(Dataset records)
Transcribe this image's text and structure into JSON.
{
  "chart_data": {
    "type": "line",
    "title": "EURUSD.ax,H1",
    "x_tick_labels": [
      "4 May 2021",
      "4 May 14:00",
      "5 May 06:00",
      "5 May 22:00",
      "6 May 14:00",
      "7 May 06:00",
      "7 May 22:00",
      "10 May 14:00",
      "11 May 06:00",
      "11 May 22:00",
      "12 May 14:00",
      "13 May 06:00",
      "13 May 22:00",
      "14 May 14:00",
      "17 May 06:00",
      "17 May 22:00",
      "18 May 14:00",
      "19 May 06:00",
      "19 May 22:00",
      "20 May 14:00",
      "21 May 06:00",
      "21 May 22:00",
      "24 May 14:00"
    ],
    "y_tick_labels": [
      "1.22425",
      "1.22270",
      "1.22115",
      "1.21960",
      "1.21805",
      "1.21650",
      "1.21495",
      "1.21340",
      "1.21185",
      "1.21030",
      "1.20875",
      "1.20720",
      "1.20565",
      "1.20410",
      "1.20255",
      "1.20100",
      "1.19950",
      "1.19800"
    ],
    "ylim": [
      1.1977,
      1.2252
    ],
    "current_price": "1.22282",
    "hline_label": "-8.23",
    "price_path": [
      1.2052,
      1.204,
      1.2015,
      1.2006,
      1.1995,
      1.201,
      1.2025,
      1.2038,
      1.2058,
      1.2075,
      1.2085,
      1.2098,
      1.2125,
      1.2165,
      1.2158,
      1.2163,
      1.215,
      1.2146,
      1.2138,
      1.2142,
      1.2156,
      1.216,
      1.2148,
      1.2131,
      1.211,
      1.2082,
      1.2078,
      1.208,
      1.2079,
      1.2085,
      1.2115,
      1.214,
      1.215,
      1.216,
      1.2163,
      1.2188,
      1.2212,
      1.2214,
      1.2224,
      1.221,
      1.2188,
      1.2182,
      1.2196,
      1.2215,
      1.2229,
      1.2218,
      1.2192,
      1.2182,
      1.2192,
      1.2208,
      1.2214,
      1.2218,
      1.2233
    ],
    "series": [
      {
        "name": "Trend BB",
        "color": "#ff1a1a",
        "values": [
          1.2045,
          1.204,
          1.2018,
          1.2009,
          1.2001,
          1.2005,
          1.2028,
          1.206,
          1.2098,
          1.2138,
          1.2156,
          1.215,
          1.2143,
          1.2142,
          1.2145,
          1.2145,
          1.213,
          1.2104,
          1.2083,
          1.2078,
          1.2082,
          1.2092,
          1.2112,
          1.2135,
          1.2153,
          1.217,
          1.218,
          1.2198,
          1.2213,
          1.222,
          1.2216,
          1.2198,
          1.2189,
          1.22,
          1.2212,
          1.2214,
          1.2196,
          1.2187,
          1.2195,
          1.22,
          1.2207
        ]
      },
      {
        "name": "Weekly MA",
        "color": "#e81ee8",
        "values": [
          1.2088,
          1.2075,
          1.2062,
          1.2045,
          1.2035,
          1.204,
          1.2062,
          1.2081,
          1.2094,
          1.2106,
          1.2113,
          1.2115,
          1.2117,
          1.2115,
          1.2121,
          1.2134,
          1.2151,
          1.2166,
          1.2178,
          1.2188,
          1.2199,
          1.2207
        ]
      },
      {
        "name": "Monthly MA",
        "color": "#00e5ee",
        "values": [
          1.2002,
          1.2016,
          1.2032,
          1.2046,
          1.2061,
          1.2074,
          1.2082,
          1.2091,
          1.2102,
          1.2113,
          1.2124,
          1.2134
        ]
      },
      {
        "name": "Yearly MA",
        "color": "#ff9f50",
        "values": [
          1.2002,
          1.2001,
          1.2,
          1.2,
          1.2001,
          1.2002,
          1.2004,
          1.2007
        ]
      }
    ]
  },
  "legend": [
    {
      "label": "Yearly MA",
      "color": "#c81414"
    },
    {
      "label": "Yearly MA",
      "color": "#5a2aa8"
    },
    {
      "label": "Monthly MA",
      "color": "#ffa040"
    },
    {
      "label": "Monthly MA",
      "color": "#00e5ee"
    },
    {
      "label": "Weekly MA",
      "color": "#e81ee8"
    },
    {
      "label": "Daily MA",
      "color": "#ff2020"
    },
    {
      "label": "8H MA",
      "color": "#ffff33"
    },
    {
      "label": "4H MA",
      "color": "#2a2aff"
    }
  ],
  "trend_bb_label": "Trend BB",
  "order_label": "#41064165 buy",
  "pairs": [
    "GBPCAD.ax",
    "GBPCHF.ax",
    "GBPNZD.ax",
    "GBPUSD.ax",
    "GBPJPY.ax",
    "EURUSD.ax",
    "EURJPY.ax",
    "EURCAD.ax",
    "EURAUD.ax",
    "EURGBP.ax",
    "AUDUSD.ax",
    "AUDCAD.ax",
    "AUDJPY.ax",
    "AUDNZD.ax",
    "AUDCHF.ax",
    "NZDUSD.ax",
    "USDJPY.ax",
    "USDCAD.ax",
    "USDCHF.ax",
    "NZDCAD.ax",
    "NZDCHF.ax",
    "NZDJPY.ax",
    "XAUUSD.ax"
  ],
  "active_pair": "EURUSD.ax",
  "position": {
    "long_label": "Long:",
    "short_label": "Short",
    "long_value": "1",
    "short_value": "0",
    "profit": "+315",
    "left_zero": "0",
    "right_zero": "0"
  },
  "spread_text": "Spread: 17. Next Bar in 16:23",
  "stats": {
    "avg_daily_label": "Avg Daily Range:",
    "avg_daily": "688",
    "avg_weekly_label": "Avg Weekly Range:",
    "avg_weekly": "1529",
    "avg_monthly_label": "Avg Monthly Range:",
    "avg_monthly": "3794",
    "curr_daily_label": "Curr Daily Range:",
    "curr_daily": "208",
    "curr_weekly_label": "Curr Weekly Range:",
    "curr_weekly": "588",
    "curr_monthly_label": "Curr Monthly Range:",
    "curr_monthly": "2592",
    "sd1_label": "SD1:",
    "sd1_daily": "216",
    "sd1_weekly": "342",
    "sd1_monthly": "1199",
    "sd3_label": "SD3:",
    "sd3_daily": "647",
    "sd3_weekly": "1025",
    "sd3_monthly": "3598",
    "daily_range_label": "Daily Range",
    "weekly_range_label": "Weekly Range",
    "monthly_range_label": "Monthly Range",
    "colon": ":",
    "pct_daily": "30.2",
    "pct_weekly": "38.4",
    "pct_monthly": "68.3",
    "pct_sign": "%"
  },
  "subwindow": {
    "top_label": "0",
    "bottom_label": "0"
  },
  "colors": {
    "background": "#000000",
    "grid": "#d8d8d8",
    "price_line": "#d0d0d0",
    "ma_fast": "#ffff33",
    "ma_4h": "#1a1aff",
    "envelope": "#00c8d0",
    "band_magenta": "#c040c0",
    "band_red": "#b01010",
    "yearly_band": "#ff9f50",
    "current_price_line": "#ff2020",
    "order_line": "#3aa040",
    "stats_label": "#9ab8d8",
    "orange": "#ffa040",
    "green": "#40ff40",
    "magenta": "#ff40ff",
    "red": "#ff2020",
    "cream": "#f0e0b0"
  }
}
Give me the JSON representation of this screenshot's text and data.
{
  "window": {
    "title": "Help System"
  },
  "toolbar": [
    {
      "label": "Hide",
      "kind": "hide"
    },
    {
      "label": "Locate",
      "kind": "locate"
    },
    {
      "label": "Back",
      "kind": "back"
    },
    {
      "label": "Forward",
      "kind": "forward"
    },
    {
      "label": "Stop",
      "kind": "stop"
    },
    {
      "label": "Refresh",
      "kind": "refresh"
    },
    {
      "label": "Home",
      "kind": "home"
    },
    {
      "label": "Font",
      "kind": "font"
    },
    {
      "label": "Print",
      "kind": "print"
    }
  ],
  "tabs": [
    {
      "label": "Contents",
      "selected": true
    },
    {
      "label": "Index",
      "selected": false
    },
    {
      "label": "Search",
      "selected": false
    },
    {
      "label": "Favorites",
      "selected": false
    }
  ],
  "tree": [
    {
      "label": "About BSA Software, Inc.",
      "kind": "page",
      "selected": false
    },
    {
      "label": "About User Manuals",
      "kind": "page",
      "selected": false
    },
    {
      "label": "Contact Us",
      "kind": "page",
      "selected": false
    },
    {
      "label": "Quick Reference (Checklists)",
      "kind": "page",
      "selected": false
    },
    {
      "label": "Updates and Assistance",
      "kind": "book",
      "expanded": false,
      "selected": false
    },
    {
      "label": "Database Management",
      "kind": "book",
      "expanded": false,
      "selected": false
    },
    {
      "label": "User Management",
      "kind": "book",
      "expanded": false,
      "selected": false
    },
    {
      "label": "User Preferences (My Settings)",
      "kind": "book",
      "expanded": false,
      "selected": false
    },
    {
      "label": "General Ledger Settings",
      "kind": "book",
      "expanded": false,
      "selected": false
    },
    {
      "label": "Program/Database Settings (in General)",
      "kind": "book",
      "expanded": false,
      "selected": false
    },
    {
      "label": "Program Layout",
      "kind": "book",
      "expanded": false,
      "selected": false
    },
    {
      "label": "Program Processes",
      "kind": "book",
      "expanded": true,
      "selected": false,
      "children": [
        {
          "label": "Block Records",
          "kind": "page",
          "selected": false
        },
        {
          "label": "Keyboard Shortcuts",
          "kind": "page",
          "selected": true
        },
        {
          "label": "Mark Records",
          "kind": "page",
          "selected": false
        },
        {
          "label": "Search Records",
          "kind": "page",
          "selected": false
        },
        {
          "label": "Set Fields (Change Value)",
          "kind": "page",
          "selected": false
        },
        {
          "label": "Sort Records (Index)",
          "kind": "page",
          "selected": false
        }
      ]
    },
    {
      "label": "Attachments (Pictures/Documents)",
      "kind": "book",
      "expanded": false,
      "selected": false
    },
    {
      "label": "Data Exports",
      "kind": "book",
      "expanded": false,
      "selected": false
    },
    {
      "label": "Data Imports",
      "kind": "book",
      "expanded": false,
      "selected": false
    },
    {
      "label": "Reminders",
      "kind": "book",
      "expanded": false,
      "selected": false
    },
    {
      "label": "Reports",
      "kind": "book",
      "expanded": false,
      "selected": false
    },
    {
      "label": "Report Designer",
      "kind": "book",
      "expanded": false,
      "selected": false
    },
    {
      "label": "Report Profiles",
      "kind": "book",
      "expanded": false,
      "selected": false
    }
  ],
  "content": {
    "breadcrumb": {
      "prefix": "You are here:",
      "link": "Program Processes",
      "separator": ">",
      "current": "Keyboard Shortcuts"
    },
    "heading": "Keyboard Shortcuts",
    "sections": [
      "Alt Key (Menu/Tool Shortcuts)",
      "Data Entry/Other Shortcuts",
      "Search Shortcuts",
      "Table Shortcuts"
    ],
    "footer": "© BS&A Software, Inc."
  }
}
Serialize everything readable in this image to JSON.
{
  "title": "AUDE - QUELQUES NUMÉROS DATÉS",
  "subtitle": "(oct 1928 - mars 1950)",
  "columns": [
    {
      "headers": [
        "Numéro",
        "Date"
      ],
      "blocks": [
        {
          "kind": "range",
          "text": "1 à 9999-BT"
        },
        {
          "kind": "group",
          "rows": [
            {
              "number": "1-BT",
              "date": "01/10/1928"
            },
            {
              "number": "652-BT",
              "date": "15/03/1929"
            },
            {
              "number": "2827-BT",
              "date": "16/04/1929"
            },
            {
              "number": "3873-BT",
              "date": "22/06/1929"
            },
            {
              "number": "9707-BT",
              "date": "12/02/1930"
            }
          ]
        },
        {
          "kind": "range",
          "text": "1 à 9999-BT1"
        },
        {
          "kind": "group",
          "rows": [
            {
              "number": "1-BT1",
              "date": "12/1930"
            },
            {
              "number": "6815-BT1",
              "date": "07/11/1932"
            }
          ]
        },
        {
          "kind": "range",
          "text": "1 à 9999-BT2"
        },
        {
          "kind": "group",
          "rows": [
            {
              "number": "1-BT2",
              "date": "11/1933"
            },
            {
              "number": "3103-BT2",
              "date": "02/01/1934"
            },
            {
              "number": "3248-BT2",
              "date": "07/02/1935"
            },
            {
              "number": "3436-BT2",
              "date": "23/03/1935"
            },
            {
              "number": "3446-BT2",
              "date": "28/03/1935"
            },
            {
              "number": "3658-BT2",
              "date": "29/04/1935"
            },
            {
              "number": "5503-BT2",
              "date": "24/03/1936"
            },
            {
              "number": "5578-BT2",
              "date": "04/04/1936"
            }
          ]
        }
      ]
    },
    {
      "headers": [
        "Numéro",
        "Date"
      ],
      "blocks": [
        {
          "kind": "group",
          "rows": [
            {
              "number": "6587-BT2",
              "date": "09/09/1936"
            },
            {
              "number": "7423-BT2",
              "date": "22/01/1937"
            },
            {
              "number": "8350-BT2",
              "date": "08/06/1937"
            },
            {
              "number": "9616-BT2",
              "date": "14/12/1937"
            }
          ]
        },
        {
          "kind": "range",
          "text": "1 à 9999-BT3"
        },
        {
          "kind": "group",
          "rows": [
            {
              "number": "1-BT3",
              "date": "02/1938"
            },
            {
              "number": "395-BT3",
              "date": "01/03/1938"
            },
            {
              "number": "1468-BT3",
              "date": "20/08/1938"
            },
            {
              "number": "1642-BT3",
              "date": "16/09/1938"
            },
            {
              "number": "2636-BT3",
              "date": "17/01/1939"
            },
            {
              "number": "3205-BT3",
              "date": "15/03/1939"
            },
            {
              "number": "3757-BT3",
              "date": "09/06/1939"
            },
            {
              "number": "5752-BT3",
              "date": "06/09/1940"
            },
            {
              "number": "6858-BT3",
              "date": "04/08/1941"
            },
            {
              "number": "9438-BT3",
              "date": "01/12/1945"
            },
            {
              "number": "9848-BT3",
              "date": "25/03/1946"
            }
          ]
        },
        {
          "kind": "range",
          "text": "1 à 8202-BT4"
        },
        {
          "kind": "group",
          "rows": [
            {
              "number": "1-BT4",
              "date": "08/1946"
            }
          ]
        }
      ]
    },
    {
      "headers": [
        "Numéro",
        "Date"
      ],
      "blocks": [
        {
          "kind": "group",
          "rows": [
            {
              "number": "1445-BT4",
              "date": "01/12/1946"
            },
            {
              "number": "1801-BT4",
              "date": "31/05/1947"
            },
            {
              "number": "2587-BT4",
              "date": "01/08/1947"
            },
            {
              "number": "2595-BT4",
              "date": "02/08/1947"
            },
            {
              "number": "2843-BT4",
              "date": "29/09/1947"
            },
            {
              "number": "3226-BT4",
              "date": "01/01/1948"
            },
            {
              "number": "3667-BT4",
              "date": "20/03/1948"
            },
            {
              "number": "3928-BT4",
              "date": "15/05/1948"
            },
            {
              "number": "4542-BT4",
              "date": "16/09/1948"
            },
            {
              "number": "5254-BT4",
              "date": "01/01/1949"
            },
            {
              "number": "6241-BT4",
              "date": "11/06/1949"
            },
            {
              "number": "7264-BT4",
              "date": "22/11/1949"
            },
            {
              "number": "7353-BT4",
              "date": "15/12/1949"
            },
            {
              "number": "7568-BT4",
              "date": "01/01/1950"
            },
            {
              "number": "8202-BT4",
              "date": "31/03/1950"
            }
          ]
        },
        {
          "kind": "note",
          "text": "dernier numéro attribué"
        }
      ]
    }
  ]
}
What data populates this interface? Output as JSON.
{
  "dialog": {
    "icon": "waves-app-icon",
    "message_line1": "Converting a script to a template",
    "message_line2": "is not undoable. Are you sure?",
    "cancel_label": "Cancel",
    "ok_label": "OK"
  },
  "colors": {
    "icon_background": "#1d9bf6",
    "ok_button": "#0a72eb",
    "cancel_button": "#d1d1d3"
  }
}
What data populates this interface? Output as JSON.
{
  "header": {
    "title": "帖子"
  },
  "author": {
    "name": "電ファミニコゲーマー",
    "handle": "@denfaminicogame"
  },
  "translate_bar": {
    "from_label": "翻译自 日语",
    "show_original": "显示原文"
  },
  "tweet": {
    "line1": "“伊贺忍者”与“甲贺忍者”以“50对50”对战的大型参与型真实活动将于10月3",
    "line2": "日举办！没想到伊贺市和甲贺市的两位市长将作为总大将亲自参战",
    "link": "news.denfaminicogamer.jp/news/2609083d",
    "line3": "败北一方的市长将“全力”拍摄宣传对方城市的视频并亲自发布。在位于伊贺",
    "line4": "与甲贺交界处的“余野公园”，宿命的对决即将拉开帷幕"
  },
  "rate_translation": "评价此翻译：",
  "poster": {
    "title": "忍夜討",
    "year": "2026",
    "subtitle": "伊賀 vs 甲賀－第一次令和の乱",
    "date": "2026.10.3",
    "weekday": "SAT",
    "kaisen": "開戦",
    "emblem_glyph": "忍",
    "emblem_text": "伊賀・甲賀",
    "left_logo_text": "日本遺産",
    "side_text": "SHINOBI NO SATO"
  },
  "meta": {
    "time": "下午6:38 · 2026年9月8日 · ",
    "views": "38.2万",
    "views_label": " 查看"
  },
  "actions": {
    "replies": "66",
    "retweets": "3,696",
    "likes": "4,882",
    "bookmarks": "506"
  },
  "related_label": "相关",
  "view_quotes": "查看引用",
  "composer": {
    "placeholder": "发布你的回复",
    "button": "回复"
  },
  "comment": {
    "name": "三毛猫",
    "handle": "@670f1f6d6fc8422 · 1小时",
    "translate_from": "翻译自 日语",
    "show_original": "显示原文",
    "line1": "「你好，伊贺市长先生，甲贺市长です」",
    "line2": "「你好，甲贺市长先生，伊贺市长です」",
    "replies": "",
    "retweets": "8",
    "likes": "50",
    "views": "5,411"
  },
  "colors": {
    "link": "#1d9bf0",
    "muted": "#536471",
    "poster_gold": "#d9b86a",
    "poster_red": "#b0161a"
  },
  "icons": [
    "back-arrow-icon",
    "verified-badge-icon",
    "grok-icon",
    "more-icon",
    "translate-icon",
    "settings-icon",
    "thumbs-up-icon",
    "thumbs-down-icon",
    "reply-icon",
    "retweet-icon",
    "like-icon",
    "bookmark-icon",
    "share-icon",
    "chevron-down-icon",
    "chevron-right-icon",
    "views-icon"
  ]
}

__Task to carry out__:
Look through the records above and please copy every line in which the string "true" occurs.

__The completed task__:
      "selected": true
      "expanded": true,
          "selected": true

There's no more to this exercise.